The book’s fault is that it submits to the paradigms set by Maximum Rocknroll above all others. Without a doubt, MRR was a major influence on DIY culture during the 80s and early 90s – as it still is today. A lot of the labels featured come from an age where the likes of Flipside, Suburban Voice, Slug And Lettuce, Razorcake, Punk Planet, Profane Existence, HeartAttack etc are equally as influential, yet these bastions of DIY Punk culture are only mentioned peripherally. This is a big over-sight. I also feel the subject matter has suffered from a slight over-intellectualisation: the graphs, suggestions of some Marxist theory, parallels between Punk’s autonomy and 1800s France, and class divisions in particular could alienate the casual reader.
I did enjoy the book; it offers a new perspective on the nature of DIY labels and I applaud O’Connor for his in-depth analysis on the DIY culture. However, just how often I will come back to the book (beyond research purposes), will probably be counted on one hand. (18.10.09)

PUNK ROCK SAVED MY ASS: An Anthology - Edited by Terena Scott and Jane MacKay (150 pages, Medusa’s Muse)

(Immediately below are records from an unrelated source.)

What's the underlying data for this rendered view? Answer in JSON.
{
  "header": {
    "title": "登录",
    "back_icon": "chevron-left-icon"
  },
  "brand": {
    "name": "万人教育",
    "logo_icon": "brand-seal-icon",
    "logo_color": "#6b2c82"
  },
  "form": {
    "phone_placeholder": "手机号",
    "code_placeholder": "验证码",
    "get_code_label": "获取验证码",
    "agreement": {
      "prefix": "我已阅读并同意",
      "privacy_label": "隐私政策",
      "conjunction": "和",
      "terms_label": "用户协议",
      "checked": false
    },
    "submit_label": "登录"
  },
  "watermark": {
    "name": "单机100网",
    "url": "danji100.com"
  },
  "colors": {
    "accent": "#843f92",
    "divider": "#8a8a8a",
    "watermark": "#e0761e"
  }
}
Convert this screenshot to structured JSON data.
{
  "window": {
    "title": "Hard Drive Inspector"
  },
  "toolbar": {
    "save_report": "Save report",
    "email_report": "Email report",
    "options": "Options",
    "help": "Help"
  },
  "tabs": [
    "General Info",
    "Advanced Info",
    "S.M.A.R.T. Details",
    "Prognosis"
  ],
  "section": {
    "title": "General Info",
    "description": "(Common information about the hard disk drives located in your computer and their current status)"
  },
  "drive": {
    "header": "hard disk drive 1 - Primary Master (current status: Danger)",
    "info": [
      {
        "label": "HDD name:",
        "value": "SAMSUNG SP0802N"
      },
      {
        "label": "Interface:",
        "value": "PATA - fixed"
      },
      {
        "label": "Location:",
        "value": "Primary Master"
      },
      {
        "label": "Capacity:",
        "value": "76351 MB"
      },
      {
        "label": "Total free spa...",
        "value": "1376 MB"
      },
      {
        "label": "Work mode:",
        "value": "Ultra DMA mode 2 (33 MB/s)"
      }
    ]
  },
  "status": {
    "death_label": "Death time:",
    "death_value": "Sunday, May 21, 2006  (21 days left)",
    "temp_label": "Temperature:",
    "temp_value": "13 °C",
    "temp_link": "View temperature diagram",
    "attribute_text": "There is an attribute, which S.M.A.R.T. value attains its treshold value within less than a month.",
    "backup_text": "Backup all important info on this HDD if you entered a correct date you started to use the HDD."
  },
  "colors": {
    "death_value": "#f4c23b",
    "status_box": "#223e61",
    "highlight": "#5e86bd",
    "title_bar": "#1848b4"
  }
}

A compendium of pieces written by poets, writers and musicians all of whom - in some way - think that Punk Rock saved their ass. That’s a big statement and, in most cases, it’s clear these stories are NOT about Punk Rock saving the individual’s ass. Without a doubt, most of the stories are about how Punk Rock changed the individual - but saved? Highly debatable.
In total, there are 26 pieces in the book, plus a rather excellent introduction from Terena Scott, where she questions whether she has Punk credentials herself but her text displays an understanding that you do not need a green mohawk and a nihilistic attitude to claim the title of ‘Punk’.
An international cast of writers follow and generally most are interesting, many heartfelt and a few witty. Highlights would have to be Matthue Roth who writes his piece as a story and gets the reader thinking; Rick Wismar almost steals the book with an excellent piece that brings in religion, Martin Luther King and also confirming that Punk is more than image; Ryan Cooper’s closing piece sums up, in one sentence, what a lot of the tales here journalise: "Punk Rock saved me from mediocrity,"; Jessica R. Williams writes with a clarity and made me realise a band as average to me as STRUNG OUT can affect someone in a massively positive way; Barcelona’s Silvia Escario is both witty and energetic; and Jennifer Blowdryer - who is the only writer in the book who could be considered a ‘name’ - has more attitude and writes with more urgency than any other in the book.
The book is filled out with some photos and a closing soundtrack listing which, among the bands listened to include Anti-Knowledgeable League and Propaganda!
While the book is an entertaining read - especially in short bursts - it really lacks writers with a verve as virile and provocative as Jennifer Blowdryer. All the pieces listed above make excellent reading, but many others just told a familiar story which you can hear in any local scene in any town. The stories of Squall and Chestnut read over sympathetically while Christian Dorn’s flits from a camp, to motel and back again in a bemusing, unintelligible way. It would have been beneficial in many ways had there been a few older writers also, possibly someone who experienced London in ‘77 or LA in ‘82 and really ran with it.
The greatest asset the book has as a whole is a sense of positivity. With Punk being a medium that essentially thrives on negativity and anger, it’s refreshing to read of the constructive aspects that come from the dawning of a Punk addiction.
The cover charge for the book is only $10 - and a dollar of that goes toward the Gilman Street project - and that is a fair price for an admirable effort that many readers will identify with. (28.10.10)

Hit HERE for material reviewed prior to 2009 including: